Activity: Because the listing below is to be kept intact, restate all of it word for word.

# # #

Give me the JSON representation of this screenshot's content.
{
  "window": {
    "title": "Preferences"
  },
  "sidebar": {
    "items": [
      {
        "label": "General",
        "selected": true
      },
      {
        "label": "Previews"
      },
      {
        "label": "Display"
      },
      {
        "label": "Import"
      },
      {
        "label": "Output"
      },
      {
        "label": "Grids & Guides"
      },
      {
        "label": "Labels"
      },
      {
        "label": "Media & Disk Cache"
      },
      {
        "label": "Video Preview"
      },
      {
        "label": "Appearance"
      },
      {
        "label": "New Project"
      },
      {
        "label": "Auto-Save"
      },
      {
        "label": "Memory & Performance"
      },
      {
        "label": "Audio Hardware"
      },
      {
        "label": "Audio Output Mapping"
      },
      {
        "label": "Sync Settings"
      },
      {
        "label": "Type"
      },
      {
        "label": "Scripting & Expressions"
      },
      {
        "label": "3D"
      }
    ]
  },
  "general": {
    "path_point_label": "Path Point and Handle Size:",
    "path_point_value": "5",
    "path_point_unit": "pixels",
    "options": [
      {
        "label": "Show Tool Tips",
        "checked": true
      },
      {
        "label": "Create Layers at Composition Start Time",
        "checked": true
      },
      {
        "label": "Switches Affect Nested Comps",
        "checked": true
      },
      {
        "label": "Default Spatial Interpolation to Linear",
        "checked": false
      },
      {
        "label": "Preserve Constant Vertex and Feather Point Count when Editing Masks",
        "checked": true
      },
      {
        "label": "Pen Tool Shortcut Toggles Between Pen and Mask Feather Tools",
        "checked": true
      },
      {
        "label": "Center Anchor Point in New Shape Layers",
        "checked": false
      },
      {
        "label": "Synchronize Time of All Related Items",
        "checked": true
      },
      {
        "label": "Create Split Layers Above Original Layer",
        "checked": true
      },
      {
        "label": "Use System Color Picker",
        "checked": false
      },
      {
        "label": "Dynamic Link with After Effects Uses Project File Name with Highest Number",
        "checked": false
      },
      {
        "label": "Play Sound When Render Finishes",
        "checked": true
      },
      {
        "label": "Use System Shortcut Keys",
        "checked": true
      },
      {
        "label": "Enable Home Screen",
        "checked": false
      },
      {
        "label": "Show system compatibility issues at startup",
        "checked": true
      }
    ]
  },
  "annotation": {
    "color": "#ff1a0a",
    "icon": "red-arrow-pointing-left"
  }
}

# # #

Reply to the exercise:
Give me the JSON representation of this screenshot's content.
{
  "window": {
    "title": "Preferences"
  },
  "sidebar": {
    "items": [
      {
        "label": "General",
        "selected": true
      },
      {
        "label": "Previews"
      },
      {
        "label": "Display"
      },
      {
        "label": "Import"
      },
      {
        "label": "Output"
      },
      {
        "label": "Grids & Guides"
      },
      {
        "label": "Labels"
      },
      {
        "label": "Media & Disk Cache"
      },
      {
        "label": "Video Preview"
      },
      {
        "label": "Appearance"
      },
      {
        "label": "New Project"
      },
      {
        "label": "Auto-Save"
      },
      {
        "label": "Memory & Performance"
      },
      {
        "label": "Audio Hardware"
      },
      {
        "label": "Audio Output Mapping"
      },
      {
        "label": "Sync Settings"
      },
      {
        "label": "Type"
      },
      {
        "label": "Scripting & Expressions"
      },
      {
        "label": "3D"
      }
    ]
  },
  "general": {
    "path_point_label": "Path Point and Handle Size:",
    "path_point_value": "5",
    "path_point_unit": "pixels",
    "options": [
      {
        "label": "Show Tool Tips",
        "checked": true
      },
      {
        "label": "Create Layers at Composition Start Time",
        "checked": true
      },
      {
        "label": "Switches Affect Nested Comps",
        "checked": true
      },
      {
        "label": "Default Spatial Interpolation to Linear",
        "checked": false
      },
      {
        "label": "Preserve Constant Vertex and Feather Point Count when Editing Masks",
        "checked": true
      },
      {
        "label": "Pen Tool Shortcut Toggles Between Pen and Mask Feather Tools",
        "checked": true
      },
      {
        "label": "Center Anchor Point in New Shape Layers",
        "checked": false
      },
      {
        "label": "Synchronize Time of All Related Items",
        "checked": true
      },
      {
        "label": "Create Split Layers Above Original Layer",
        "checked": true
      },
      {
        "label": "Use System Color Picker",
        "checked": false
      },
      {
        "label": "Dynamic Link with After Effects Uses Project File Name with Highest Number",
        "checked": false
      },
      {
        "label": "Play Sound When Render Finishes",
        "checked": true
      },
      {
        "label": "Use System Shortcut Keys",
        "checked": true
      },
      {
        "label": "Enable Home Screen",
        "checked": false
      },
      {
        "label": "Show system compatibility issues at startup",
        "checked": true
      }
    ]
  },
  "annotation": {
    "color": "#ff1a0a",
    "icon": "red-arrow-pointing-left"
  }
}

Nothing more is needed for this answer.